A lab leak in the Chinese city of Wuhan is thought to be the most likely origin of Covid-19 because an animal host has not been found after two years of searching, top scientists believe.
Alina Chan, a specialist in gene therapy and cell engineering at MIT and Harvard, said there was also a risk that Covid-19 was engineered in China, Metro UK reported.
She went on to say she believed that the virus could even have been engineered.
“We have heard from many top virologists that a genetically engineered origin is reasonable and that includes virologists who made modifications to the first Sars virus,” she said.
The 33-year-old has co-written a book with British science writer Matt Ridley about the origins of Sars-CoV-2, the virus behind the pandemic.
The pair gave an update to UK MPs at the Science and Technology Select Committee.
Chan said: “I think the lab origin is more likely than a natural origin at this point. We all agree there was a critical event at the Wuhan seafood market, that was a super spreader event caused by humans, but there’s no evidence pointing to a natural animal origin of the virus at that market.”
China first confirmed human-to-human transmission of Covid-19 in January 2020, but the disease had been spreading for weeks at that point, the Metro UK report added.
Many observers originally suspected a wet market in Wuhan to be the source of the virus, which was believed to have jumped from animals, possibly bats or pangolins, to people.
Riley told MPs that it was “incredibly surprising” no animal host has been discovered after two years of searching.
‘We have to face the fact after two months we knew the origins of Sars, and after a couple of months we knew Mers was though through camels, but after two years we still haven’t found a single infected animal that could be the progenitor, and that’s incredibly surprising,” he said.
China has strongly denied the lab leak theory, but it has been criticised for its lack of transparency during investigations into the pandemic’s origins, said the Metro UK report.

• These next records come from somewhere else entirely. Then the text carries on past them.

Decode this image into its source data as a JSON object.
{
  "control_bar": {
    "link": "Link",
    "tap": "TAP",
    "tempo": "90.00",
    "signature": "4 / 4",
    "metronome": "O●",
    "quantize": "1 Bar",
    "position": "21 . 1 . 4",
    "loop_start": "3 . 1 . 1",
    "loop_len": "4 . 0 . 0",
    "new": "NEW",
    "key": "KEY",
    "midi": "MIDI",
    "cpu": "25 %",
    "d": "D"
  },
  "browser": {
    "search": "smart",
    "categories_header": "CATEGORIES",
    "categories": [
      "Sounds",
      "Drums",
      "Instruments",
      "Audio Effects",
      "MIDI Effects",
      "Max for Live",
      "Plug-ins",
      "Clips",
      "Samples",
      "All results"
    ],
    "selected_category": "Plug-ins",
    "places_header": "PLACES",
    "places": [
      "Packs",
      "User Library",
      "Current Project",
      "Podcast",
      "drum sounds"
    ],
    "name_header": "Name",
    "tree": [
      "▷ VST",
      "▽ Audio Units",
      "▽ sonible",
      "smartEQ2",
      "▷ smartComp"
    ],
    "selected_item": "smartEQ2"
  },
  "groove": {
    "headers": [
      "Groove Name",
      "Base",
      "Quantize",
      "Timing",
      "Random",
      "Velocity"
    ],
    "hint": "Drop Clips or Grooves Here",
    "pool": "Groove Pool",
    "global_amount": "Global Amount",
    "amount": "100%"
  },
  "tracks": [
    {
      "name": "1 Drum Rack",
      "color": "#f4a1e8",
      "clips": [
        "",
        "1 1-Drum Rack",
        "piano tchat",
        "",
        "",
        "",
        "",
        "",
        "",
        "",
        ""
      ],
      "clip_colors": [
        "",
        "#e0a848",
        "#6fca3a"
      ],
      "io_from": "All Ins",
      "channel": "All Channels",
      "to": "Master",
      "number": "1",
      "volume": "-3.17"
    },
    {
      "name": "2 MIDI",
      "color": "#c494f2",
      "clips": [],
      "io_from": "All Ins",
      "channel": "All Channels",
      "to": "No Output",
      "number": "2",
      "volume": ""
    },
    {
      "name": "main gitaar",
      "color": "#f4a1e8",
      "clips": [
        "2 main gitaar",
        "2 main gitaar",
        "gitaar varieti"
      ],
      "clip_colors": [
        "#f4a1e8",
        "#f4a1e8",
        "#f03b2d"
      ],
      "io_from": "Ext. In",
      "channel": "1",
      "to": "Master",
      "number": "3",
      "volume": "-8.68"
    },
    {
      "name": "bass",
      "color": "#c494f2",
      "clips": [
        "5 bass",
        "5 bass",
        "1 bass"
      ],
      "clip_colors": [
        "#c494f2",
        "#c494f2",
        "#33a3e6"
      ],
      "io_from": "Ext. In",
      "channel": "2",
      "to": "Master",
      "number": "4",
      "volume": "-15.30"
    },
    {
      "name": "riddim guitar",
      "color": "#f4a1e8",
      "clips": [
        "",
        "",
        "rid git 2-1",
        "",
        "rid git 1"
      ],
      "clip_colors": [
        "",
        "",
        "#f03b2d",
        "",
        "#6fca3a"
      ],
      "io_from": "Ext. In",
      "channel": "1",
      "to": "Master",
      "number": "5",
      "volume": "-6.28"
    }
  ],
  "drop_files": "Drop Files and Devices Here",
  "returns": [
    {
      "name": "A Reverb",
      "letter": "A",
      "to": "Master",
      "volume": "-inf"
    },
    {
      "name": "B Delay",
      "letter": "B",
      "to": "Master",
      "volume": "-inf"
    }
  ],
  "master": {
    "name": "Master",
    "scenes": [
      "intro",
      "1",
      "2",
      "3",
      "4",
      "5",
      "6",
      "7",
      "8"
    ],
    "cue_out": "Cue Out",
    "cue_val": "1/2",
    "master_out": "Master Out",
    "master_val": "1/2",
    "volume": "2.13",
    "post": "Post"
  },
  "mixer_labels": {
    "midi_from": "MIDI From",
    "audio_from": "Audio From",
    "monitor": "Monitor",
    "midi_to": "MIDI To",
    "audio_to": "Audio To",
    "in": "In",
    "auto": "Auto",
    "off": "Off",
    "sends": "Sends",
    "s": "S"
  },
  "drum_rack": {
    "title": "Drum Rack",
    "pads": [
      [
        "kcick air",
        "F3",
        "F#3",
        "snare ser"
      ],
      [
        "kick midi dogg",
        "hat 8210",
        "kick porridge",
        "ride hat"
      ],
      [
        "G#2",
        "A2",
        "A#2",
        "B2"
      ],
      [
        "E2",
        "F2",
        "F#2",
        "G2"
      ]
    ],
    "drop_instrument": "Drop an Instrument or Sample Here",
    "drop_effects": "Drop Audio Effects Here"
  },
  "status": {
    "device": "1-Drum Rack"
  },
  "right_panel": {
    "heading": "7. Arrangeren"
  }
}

Since early 2020, the pandemic has globally infected a total of 272,146,742 persons and killed 5,328,975 others, according to the latest figures by the Johns Hopkins University on Thursday.